* Activity
Copy out all the data, word for word.

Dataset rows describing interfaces
+-------+

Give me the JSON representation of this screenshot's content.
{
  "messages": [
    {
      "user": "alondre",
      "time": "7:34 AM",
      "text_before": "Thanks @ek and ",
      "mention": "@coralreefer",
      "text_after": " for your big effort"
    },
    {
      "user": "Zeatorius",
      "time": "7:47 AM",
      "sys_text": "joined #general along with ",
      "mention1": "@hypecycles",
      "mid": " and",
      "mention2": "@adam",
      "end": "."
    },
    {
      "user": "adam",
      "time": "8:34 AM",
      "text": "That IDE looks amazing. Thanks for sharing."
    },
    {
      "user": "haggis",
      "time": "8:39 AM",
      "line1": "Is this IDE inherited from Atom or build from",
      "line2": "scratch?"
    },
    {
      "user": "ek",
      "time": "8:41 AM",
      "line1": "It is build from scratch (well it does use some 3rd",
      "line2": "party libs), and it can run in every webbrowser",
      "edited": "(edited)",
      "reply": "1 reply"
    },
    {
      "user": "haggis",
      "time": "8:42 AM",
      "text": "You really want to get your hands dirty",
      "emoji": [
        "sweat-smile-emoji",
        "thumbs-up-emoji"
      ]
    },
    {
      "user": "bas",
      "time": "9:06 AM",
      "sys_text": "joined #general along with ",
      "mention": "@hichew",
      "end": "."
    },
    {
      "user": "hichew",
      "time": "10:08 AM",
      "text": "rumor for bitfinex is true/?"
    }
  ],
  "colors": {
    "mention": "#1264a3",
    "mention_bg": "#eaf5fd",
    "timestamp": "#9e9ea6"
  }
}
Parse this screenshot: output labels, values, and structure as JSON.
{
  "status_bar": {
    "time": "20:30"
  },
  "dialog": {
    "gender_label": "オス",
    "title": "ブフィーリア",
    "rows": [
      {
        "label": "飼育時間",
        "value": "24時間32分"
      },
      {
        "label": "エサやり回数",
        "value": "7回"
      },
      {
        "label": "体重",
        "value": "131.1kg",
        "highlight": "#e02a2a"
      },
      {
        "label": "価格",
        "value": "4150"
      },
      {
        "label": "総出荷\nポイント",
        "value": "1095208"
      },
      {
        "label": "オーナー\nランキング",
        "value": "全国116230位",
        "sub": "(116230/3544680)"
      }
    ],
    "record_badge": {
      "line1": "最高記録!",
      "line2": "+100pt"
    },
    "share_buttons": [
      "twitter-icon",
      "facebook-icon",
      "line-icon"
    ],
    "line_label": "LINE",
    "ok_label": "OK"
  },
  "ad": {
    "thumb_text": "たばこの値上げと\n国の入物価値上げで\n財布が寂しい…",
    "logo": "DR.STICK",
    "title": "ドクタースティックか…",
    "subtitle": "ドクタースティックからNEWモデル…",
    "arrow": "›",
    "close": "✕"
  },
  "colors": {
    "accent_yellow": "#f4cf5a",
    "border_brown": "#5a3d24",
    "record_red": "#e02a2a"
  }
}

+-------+

* Exercise output
Give me the JSON representation of this screenshot's content.
{
  "messages": [
    {
      "user": "alondre",
      "time": "7:34 AM",
      "text_before": "Thanks @ek and ",
      "mention": "@coralreefer",
      "text_after": " for your big effort"
    },
    {
      "user": "Zeatorius",
      "time": "7:47 AM",
      "sys_text": "joined #general along with ",
      "mention1": "@hypecycles",
      "mid": " and",
      "mention2": "@adam",
      "end": "."
    },
    {
      "user": "adam",
      "time": "8:34 AM",
      "text": "That IDE looks amazing. Thanks for sharing."
    },
    {
      "user": "haggis",
      "time": "8:39 AM",
      "line1": "Is this IDE inherited from Atom or build from",
      "line2": "scratch?"
    },
    {
      "user": "ek",
      "time": "8:41 AM",
      "line1": "It is build from scratch (well it does use some 3rd",
      "line2": "party libs), and it can run in every webbrowser",
      "edited": "(edited)",
      "reply": "1 reply"
    },
    {
      "user": "haggis",
      "time": "8:42 AM",
      "text": "You really want to get your hands dirty",
      "emoji": [
        "sweat-smile-emoji",
        "thumbs-up-emoji"
      ]
    },
    {
      "user": "bas",
      "time": "9:06 AM",
      "sys_text": "joined #general along with ",
      "mention": "@hichew",
      "end": "."
    },
    {
      "user": "hichew",
      "time": "10:08 AM",
      "text": "rumor for bitfinex is true/?"
    }
  ],
  "colors": {
    "mention": "#1264a3",
    "mention_bg": "#eaf5fd",
    "timestamp": "#9e9ea6"
  }
}
Parse this screenshot: output labels, values, and structure as JSON.
{
  "status_bar": {
    "time": "20:30"
  },
  "dialog": {
    "gender_label": "オス",
    "title": "ブフィーリア",
    "rows": [
      {
        "label": "飼育時間",
        "value": "24時間32分"
      },
      {
        "label": "エサやり回数",
        "value": "7回"
      },
      {
        "label": "体重",
        "value": "131.1kg",
        "highlight": "#e02a2a"
      },
      {
        "label": "価格",
        "value": "4150"
      },
      {
        "label": "総出荷\nポイント",
        "value": "1095208"
      },
      {
        "label": "オーナー\nランキング",
        "value": "全国116230位",
        "sub": "(116230/3544680)"
      }
    ],
    "record_badge": {
      "line1": "最高記録!",
      "line2": "+100pt"
    },
    "share_buttons": [
      "twitter-icon",
      "facebook-icon",
      "line-icon"
    ],
    "line_label": "LINE",
    "ok_label": "OK"
  },
  "ad": {
    "thumb_text": "たばこの値上げと\n国の入物価値上げで\n財布が寂しい…",
    "logo": "DR.STICK",
    "title": "ドクタースティックか…",
    "subtitle": "ドクタースティックからNEWモデル…",
    "arrow": "›",
    "close": "✕"
  },
  "colors": {
    "accent_yellow": "#f4cf5a",
    "border_brown": "#5a3d24",
    "record_red": "#e02a2a"
  }
}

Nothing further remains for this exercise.